"The Japan trade agreement -- when we were over there on a trade mission -- they said there are opportunities for ethanol there," said Reynolds. "Not only do we need to grow domestic demand, but I'll be looking at putting additional funding into our renewable fuel infrastructure program this year, so that we can help build out the infrastructure and build out domestic use."
This fall, President Trump agreed to reallocate any gallons lost to exemptions back into the RFS. However, the EPA sought comment on a proposal from the U.S. Department of Energy that would use a three-year rolling average to determine the amount of gallons reallocated. Reynolds says she is confident the president will keep his word on the RFS.
"I'm going to take the president at his word," said Reynolds. "He has made it very clear that that was what he was going to see happen. I believe that he is going to make it happen and take him at his word.

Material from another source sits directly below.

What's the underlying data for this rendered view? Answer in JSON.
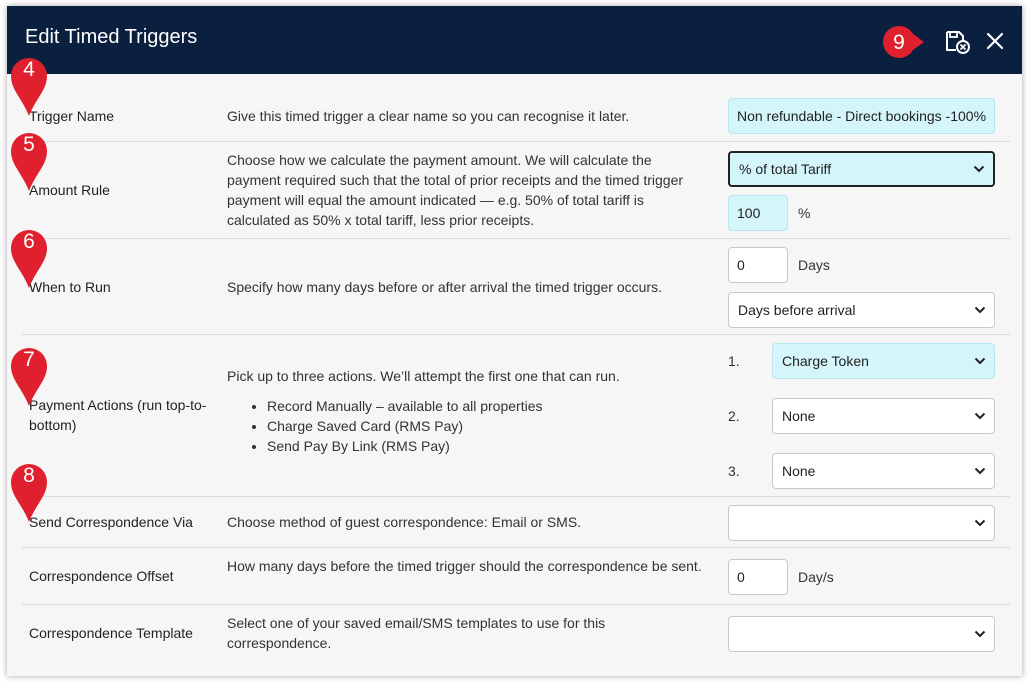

He said 15 billion gallons means 15 billion gallons. That was the number one ask that we had. I'm going to put my faith in that."
U.S. Agriculture Secretary Sonny Perdue acknowledged farmers may be frustrated by small refinery exemptions, but he says the administration is working to rebuild trust.
"I think trust has been damaged, but you have to regain and rebuild trust by carrying out what we are telling you," said Perdue. "That's yet to be determined. I think just like the governor said, I trust President Trump to insist and make sure that's what happens."
Reynolds and Perdue were in Stanton Thursday.